─── Data to use ───

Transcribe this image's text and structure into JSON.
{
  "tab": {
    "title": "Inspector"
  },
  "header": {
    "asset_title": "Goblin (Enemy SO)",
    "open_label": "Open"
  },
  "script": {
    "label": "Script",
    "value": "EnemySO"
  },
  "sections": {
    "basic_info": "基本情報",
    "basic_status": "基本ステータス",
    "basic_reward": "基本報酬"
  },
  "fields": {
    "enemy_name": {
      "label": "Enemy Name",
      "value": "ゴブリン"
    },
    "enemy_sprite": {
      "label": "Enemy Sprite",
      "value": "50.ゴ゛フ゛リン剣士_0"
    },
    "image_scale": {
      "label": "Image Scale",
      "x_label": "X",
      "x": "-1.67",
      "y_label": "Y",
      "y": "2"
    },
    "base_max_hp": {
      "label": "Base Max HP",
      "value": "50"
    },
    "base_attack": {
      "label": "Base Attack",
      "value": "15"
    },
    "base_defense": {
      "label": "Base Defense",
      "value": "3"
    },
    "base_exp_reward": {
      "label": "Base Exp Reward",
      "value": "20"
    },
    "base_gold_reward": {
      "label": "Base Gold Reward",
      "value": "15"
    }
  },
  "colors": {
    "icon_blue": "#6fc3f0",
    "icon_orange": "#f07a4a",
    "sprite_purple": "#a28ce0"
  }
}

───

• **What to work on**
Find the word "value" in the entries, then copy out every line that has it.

• **Exercise solution**
    "value": "EnemySO"
      "value": "ゴブリン"
      "value": "50.ゴ゛フ゛リン剣士_0"
      "value": "50"
      "value": "15"
      "value": "3"
      "value": "20"
      "value": "15"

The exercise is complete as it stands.